Women who help conserve the forest in the third most deforested department of Colombia
© Juana María Lara De La Rosa
Claudia Díaz is one of the two women who are part of this team. At 22, she has transformed her way to connect to nature and wish her children to be aware of the importance to conserve and use natural resources in a more responsible way.
Without realizing what the WWF environmental monitoring project to be done in the area was about, she joined her partner in the GPS, computer and cartography courses, and the exploration walks as well. These last ones are for her the most useful because, in despite of being born in this natural region, she did not know the endemic tree species nor their importance.
With the support of both the WWF and her group, she has learned how to transform the traditional practices, that she used to do with her family, into eco-friendlier ways and give a better management to the territory. “My family and I used to burn almost everything outside the farm; We didn’t know that we could set down fire limits with control lines. Now we are more aware of how to do things, and I have learned to value my natural habitat,” Claudia says. For her, raising awareness about environmental risks and forest conservation is as important to men than to women. “I’ve seen women carrying a chainsaw, so I talk to my son a lot about that and he already says that you cannot cut down the trees because they are the ones that provide us the air,” Claudia adds.

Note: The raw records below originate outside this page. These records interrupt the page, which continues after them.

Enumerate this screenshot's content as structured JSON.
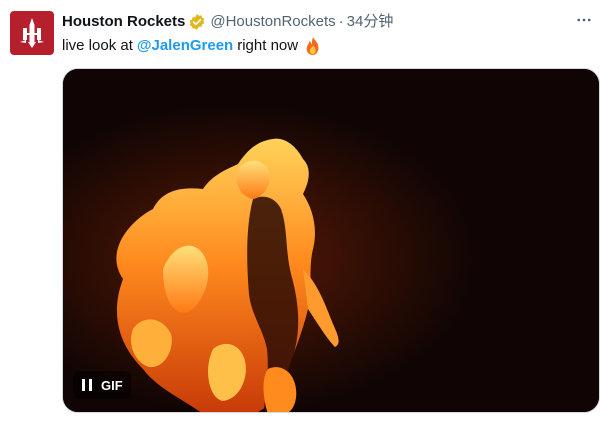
{
  "author": {
    "display_name": "Houston Rockets",
    "handle": "@HoustonRockets",
    "separator": "·",
    "time_ago": "34分钟",
    "verified_icon": "verified-badge-icon",
    "avatar_icon": "houston-rockets-logo",
    "brand_color": "#b6202d"
  },
  "tweet": {
    "text_before": "live look at",
    "mention": "@JalenGreen",
    "text_after": "right now",
    "emoji": "fire-emoji",
    "link_color": "#1d9bf0"
  },
  "media": {
    "type": "gif",
    "badge_label": "GIF",
    "control_icon": "pause-icon"
  },
  "actions": {
    "more_icon": "more-options-icon"
  }
}
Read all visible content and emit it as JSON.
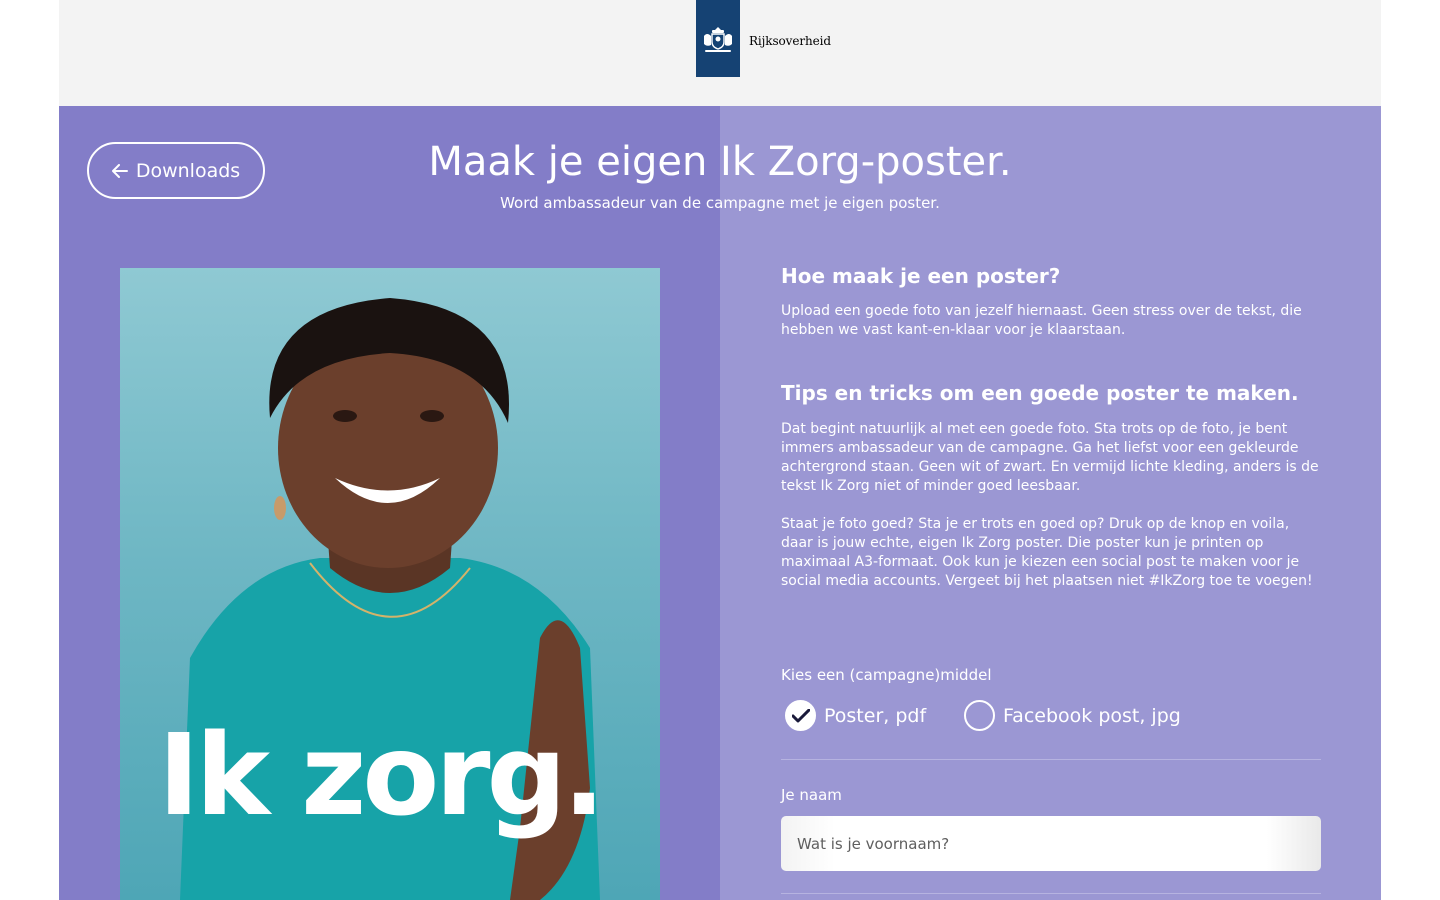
{
  "header": {
    "logo_text": "Rijksoverheid",
    "logo_icon": "coat-of-arms-icon"
  },
  "nav": {
    "back_label": "Downloads",
    "back_icon": "arrow-left-icon"
  },
  "hero": {
    "title": "Maak je eigen Ik Zorg-poster.",
    "subtitle": "Word ambassadeur van de campagne met je eigen poster."
  },
  "poster": {
    "slogan": "Ik zorg."
  },
  "content": {
    "how_title": "Hoe maak je een poster?",
    "how_text": "Upload een goede foto van jezelf hiernaast. Geen stress over de tekst, die hebben we vast kant-en-klaar voor je klaarstaan.",
    "tips_title": "Tips en tricks om een goede poster te maken.",
    "tips_text_1": "Dat begint natuurlijk al met een goede foto. Sta trots op de foto, je bent immers ambassadeur van de campagne. Ga het liefst voor een gekleurde achtergrond staan. Geen wit of zwart. En vermijd lichte kleding, anders is de tekst Ik Zorg niet of minder goed leesbaar.",
    "tips_text_2": "Staat je foto goed? Sta je er trots en goed op? Druk op de knop en voila, daar is jouw echte, eigen Ik Zorg poster. Die poster kun je printen op maximaal A3-formaat. Ook kun je kiezen een social post te maken voor je social media accounts. Vergeet bij het plaatsen niet #IkZorg toe te voegen!"
  },
  "form": {
    "medium_label": "Kies een (campagne)middel",
    "options": [
      {
        "label": "Poster, pdf",
        "checked": true
      },
      {
        "label": "Facebook post, jpg",
        "checked": false
      }
    ],
    "name_label": "Je naam",
    "name_placeholder": "Wat is je voornaam?",
    "name_value": ""
  },
  "colors": {
    "header_bg": "#f3f3f3",
    "logo_blue": "#154273",
    "left_panel": "#837dc8",
    "right_panel": "#9b97d3",
    "poster_teal": "#6fb7c4"
  }
}
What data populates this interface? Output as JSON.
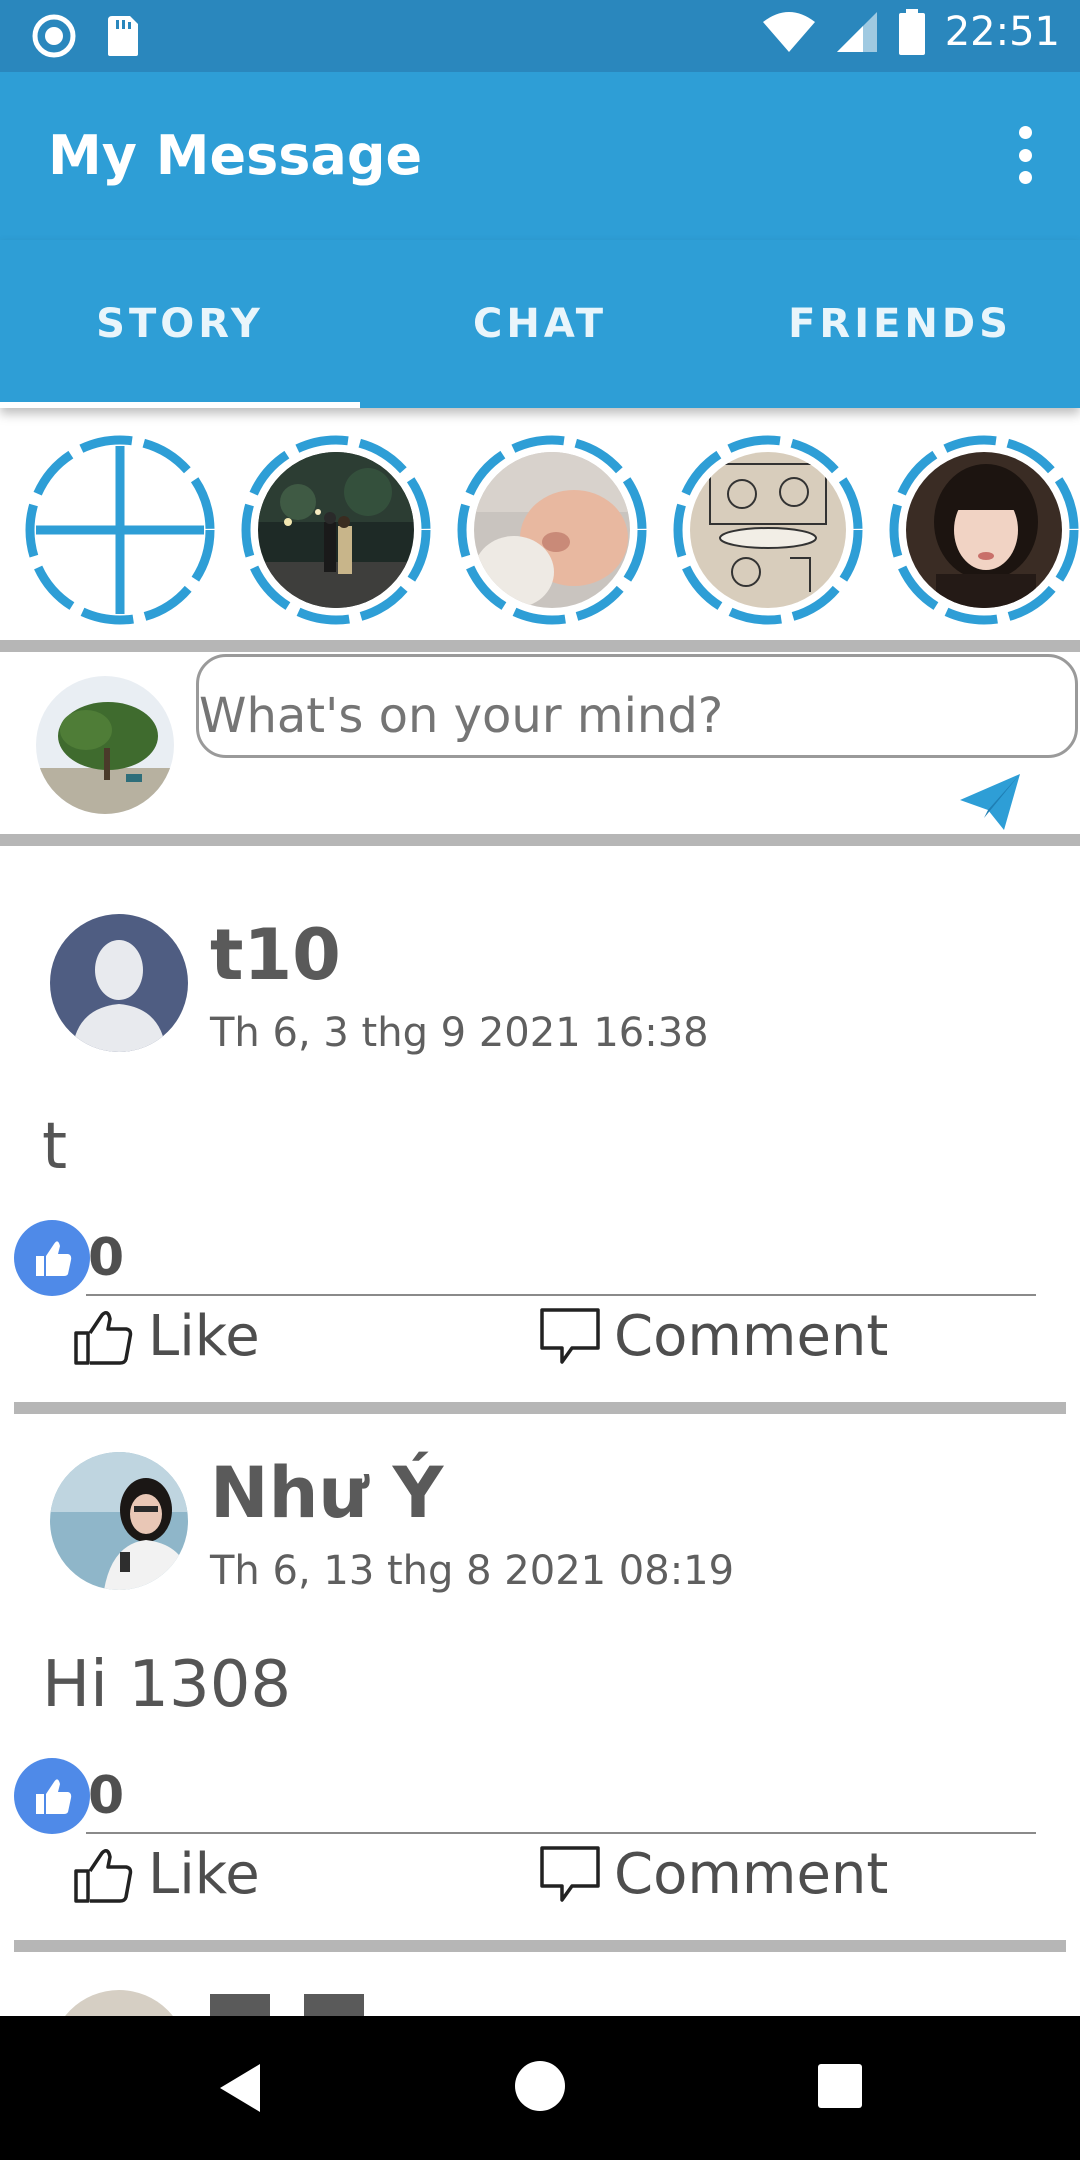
{
  "status_bar": {
    "time": "22:51",
    "icons": [
      "record-icon",
      "sd-card-icon",
      "wifi-icon",
      "signal-icon",
      "battery-icon"
    ]
  },
  "app_bar": {
    "title": "My Message",
    "menu_icon": "more-vertical-icon"
  },
  "tabs": [
    {
      "label": "STORY",
      "active": true
    },
    {
      "label": "CHAT",
      "active": false
    },
    {
      "label": "FRIENDS",
      "active": false
    }
  ],
  "stories": {
    "add_icon": "add-story-icon",
    "items": [
      "story-night-street",
      "story-baby",
      "story-comic-sketch",
      "story-girl-portrait"
    ]
  },
  "composer": {
    "placeholder": "What's on your mind?",
    "send_icon": "send-icon"
  },
  "posts": [
    {
      "author": "t10",
      "time": "Th 6, 3 thg 9 2021 16:38",
      "content": "t",
      "likes": "0",
      "like_label": "Like",
      "comment_label": "Comment"
    },
    {
      "author": "Như Ý",
      "time": "Th 6, 13 thg 8 2021 08:19",
      "content": "Hi 1308",
      "likes": "0",
      "like_label": "Like",
      "comment_label": "Comment"
    }
  ],
  "colors": {
    "status_bar": "#2a87bd",
    "primary": "#2e9ed6",
    "story_ring": "#2e9ed6",
    "like_badge": "#4f8ae8"
  }
}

© Juana María Lara De La Rosa
Maricela Silva also lives in Calamar. She is the other woman who is part of the “environmental entrepreneurs” group. She divides her time between taking care of her family, her farm, being a secretary of the local community action board and other roles, she fulfills in different committees of the township since she recognizes that community work is essential to make changes. In the group of explorers, Maricela and Claudia have become the experts in digitizing the information of the routes they have taken by the farms of the peasants of the region and in accompanying the exploration walks as well.
Marisela arrived in the Guaviare looking for a better economic future, because of the coca leaf bonanza in this region. Together with her husband, they have adapted to the economic transformations that came into this region since the Colombian Government determined to undertake the substitution of illicit crops to improve other product options. Thus, today she owns a farm which is sustained by the sale of bananas, milk, and cocoa during the harvest season.
She mentioned that starting with the environmental monitoring project with the WWF was not easy, and she was about to quit because the exploration walks through the farms and the digitization work requires long hours that implied being away from home for long hours. “Getting support from my husband has been complicated. This process has allowed me to show him that I can be part of a group and take care of my family at the same time. I have earned their respect and defend my space, learning about topics I did not know”.